[Entries from a dataset of interfaces]
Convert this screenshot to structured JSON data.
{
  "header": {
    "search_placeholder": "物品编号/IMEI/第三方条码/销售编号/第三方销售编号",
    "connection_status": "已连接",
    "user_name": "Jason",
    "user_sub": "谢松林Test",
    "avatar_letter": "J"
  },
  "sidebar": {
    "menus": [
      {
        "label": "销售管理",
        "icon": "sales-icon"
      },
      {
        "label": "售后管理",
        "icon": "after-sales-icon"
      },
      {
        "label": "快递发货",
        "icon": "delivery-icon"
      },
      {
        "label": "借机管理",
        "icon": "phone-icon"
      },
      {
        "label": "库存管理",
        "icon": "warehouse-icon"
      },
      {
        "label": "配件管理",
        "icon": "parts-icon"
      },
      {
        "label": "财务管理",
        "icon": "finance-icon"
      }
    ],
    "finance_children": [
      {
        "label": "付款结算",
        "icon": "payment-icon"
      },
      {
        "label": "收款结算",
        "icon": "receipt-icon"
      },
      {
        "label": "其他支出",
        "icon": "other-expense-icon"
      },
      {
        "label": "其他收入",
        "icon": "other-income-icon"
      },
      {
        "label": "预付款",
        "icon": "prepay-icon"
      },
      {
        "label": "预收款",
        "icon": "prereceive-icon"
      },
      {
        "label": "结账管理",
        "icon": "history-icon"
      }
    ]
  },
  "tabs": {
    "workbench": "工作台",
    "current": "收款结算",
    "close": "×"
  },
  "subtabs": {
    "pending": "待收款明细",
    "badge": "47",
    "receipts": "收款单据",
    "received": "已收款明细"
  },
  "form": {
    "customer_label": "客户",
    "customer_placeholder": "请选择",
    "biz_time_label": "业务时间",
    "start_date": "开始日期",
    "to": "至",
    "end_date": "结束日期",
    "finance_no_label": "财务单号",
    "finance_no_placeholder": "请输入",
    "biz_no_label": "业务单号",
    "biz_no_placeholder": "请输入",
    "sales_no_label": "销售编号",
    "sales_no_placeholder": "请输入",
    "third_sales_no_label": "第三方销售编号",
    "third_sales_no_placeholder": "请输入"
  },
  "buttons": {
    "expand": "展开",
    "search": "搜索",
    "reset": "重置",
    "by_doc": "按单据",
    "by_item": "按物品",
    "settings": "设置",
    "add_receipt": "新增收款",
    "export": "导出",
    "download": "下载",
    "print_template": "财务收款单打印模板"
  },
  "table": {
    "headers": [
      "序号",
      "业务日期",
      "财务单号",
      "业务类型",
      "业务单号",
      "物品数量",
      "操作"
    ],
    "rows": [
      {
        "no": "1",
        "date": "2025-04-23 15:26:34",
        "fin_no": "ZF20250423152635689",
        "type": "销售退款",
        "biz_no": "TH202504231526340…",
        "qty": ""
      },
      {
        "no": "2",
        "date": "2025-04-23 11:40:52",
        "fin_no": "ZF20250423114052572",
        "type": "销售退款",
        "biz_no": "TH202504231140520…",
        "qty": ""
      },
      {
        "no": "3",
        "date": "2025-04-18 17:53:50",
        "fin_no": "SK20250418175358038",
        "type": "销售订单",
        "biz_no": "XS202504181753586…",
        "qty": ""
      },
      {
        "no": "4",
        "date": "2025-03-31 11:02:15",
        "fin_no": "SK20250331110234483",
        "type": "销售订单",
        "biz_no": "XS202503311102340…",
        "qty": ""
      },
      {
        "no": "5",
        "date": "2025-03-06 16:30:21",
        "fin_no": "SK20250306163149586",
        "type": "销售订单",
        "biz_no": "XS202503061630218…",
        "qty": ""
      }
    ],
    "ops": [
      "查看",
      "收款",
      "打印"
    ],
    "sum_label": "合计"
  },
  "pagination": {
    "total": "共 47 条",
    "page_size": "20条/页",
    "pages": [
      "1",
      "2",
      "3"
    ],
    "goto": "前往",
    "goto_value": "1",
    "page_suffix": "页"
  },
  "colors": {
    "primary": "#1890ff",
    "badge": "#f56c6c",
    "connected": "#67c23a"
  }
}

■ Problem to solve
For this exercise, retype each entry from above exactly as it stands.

■ The completed task
Convert this screenshot to structured JSON data.
{
  "header": {
    "search_placeholder": "物品编号/IMEI/第三方条码/销售编号/第三方销售编号",
    "connection_status": "已连接",
    "user_name": "Jason",
    "user_sub": "谢松林Test",
    "avatar_letter": "J"
  },
  "sidebar": {
    "menus": [
      {
        "label": "销售管理",
        "icon": "sales-icon"
      },
      {
        "label": "售后管理",
        "icon": "after-sales-icon"
      },
      {
        "label": "快递发货",
        "icon": "delivery-icon"
      },
      {
        "label": "借机管理",
        "icon": "phone-icon"
      },
      {
        "label": "库存管理",
        "icon": "warehouse-icon"
      },
      {
        "label": "配件管理",
        "icon": "parts-icon"
      },
      {
        "label": "财务管理",
        "icon": "finance-icon"
      }
    ],
    "finance_children": [
      {
        "label": "付款结算",
        "icon": "payment-icon"
      },
      {
        "label": "收款结算",
        "icon": "receipt-icon"
      },
      {
        "label": "其他支出",
        "icon": "other-expense-icon"
      },
      {
        "label": "其他收入",
        "icon": "other-income-icon"
      },
      {
        "label": "预付款",
        "icon": "prepay-icon"
      },
      {
        "label": "预收款",
        "icon": "prereceive-icon"
      },
      {
        "label": "结账管理",
        "icon": "history-icon"
      }
    ]
  },
  "tabs": {
    "workbench": "工作台",
    "current": "收款结算",
    "close": "×"
  },
  "subtabs": {
    "pending": "待收款明细",
    "badge": "47",
    "receipts": "收款单据",
    "received": "已收款明细"
  },
  "form": {
    "customer_label": "客户",
    "customer_placeholder": "请选择",
    "biz_time_label": "业务时间",
    "start_date": "开始日期",
    "to": "至",
    "end_date": "结束日期",
    "finance_no_label": "财务单号",
    "finance_no_placeholder": "请输入",
    "biz_no_label": "业务单号",
    "biz_no_placeholder": "请输入",
    "sales_no_label": "销售编号",
    "sales_no_placeholder": "请输入",
    "third_sales_no_label": "第三方销售编号",
    "third_sales_no_placeholder": "请输入"
  },
  "buttons": {
    "expand": "展开",
    "search": "搜索",
    "reset": "重置",
    "by_doc": "按单据",
    "by_item": "按物品",
    "settings": "设置",
    "add_receipt": "新增收款",
    "export": "导出",
    "download": "下载",
    "print_template": "财务收款单打印模板"
  },
  "table": {
    "headers": [
      "序号",
      "业务日期",
      "财务单号",
      "业务类型",
      "业务单号",
      "物品数量",
      "操作"
    ],
    "rows": [
      {
        "no": "1",
        "date": "2025-04-23 15:26:34",
        "fin_no": "ZF20250423152635689",
        "type": "销售退款",
        "biz_no": "TH202504231526340…",
        "qty": ""
      },
      {
        "no": "2",
        "date": "2025-04-23 11:40:52",
        "fin_no": "ZF20250423114052572",
        "type": "销售退款",
        "biz_no": "TH202504231140520…",
        "qty": ""
      },
      {
        "no": "3",
        "date": "2025-04-18 17:53:50",
        "fin_no": "SK20250418175358038",
        "type": "销售订单",
        "biz_no": "XS202504181753586…",
        "qty": ""
      },
      {
        "no": "4",
        "date": "2025-03-31 11:02:15",
        "fin_no": "SK20250331110234483",
        "type": "销售订单",
        "biz_no": "XS202503311102340…",
        "qty": ""
      },
      {
        "no": "5",
        "date": "2025-03-06 16:30:21",
        "fin_no": "SK20250306163149586",
        "type": "销售订单",
        "biz_no": "XS202503061630218…",
        "qty": ""
      }
    ],
    "ops": [
      "查看",
      "收款",
      "打印"
    ],
    "sum_label": "合计"
  },
  "pagination": {
    "total": "共 47 条",
    "page_size": "20条/页",
    "pages": [
      "1",
      "2",
      "3"
    ],
    "goto": "前往",
    "goto_value": "1",
    "page_suffix": "页"
  },
  "colors": {
    "primary": "#1890ff",
    "badge": "#f56c6c",
    "connected": "#67c23a"
  }
}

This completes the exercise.